On October 21, 2014, Leisha A. Emens, M.D., Ph.D., an associate professor at the Sidney Kimmel Comprehensive Cancer Center at the Johns Hopkins University School of Medicine, discussed the latest research on how immunotherapies, including cancer vaccines, standard cancer drugs, and immune checkpoint inhibitors, can be used as treatments for breast cancer and gynecologic malignancies.
Breast cancer is diagnosed in more women than any other cancer, and affects small numbers of men as well. Though long considered an immunologically silent cancer, more recent data demonstrate a key role for tumor-specific immune responses in the development of breast cancer, and in its response to therapy. Patients whose tumors contain certain types of immune cell infiltrates have better clinical outcomes, and some standard breast cancer therapies work in part through activating breast cancer-specific immunity. Trastuzumab, pertuzumab, and ado-trastuzumab emtansine are widely used immune-based therapies for certain types of breast cancer. Therapeutic vaccines and immune checkpoint blockade strategies are other immunotherapies under intense investigation for the treatment of established breast cancer. Finally, vaccine approaches for breast cancer prevention in high-risk patients are also in active testing.
Dr. Emens is a medical oncologist who specializes in breast cancer care, and is a member of both the cancer immunology and women’s cancer programs. Her research focus is developing innovative immune-based therapies that incorporate cancer vaccines, standard cancer drugs, and immune checkpoint inhibitors as treatments for breast cancer and gynecologic malignancies. She developed a cytokine-secreting breast cancer vaccine for testing in clinical trials, and incorporates the vaccine as a component of the most promising rational combinatorial strategies that overcome immune tolerance and suppression. She is on the editorial board of the Journal of Clinical Oncology, Cancer Research, and the Journal for the Immunotherapy of Cancer. She is a member of the FDA Advisory Committee on Cellular, Tissue, and Gene Therapies.

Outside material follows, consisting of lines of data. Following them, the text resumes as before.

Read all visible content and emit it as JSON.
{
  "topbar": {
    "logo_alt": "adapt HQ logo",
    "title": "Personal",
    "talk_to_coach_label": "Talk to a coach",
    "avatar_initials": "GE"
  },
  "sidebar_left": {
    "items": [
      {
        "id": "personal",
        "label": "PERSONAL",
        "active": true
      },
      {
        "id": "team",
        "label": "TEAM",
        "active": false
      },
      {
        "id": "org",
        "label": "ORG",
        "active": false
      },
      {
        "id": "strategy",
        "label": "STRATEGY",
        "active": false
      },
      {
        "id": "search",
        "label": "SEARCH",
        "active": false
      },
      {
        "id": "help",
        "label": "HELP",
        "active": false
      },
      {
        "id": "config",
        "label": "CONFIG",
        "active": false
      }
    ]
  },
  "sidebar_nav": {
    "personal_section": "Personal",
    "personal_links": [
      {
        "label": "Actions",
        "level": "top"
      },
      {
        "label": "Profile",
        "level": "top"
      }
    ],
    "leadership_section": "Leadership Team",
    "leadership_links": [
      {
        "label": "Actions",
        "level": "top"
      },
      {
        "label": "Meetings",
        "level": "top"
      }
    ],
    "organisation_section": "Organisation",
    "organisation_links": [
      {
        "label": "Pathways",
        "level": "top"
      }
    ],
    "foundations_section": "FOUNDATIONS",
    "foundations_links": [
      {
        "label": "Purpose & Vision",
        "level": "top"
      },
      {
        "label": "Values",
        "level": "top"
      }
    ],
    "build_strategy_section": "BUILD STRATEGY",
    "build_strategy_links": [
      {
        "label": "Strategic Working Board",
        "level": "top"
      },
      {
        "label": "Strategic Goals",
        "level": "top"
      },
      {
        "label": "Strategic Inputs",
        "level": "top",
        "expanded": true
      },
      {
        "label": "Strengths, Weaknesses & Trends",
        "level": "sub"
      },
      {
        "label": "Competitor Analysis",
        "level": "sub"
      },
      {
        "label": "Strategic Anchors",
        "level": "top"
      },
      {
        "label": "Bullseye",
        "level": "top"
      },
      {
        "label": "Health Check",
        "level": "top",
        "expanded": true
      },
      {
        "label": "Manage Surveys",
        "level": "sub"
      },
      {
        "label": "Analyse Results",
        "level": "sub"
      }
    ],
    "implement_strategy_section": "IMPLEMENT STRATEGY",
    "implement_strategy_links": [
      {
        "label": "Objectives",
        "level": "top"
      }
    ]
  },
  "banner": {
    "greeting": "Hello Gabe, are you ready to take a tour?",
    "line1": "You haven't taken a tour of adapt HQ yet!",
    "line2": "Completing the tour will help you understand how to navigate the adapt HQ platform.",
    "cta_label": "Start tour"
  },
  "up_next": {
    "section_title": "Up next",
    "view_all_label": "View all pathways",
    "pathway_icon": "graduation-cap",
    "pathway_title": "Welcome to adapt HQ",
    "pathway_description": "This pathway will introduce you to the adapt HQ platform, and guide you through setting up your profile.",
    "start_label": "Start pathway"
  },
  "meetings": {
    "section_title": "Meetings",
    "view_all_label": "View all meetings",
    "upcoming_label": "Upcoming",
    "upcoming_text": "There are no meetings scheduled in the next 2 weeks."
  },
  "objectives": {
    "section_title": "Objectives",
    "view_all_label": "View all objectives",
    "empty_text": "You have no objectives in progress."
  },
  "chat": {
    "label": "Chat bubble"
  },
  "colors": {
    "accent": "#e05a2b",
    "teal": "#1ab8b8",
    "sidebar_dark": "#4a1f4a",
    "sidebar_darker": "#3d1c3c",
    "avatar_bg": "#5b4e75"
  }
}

This webinar is part of the Cancer Research Institute's webinar series, "Cancer Immunotherapy and You," which are offered free to the public and feature informative updates for patients and caregivers from leaders in cancer immunotherapy, followed by a Q&A. For more information on this webinar, or to register for upcoming webinars, please visit www.cancerresearch.org/webinars.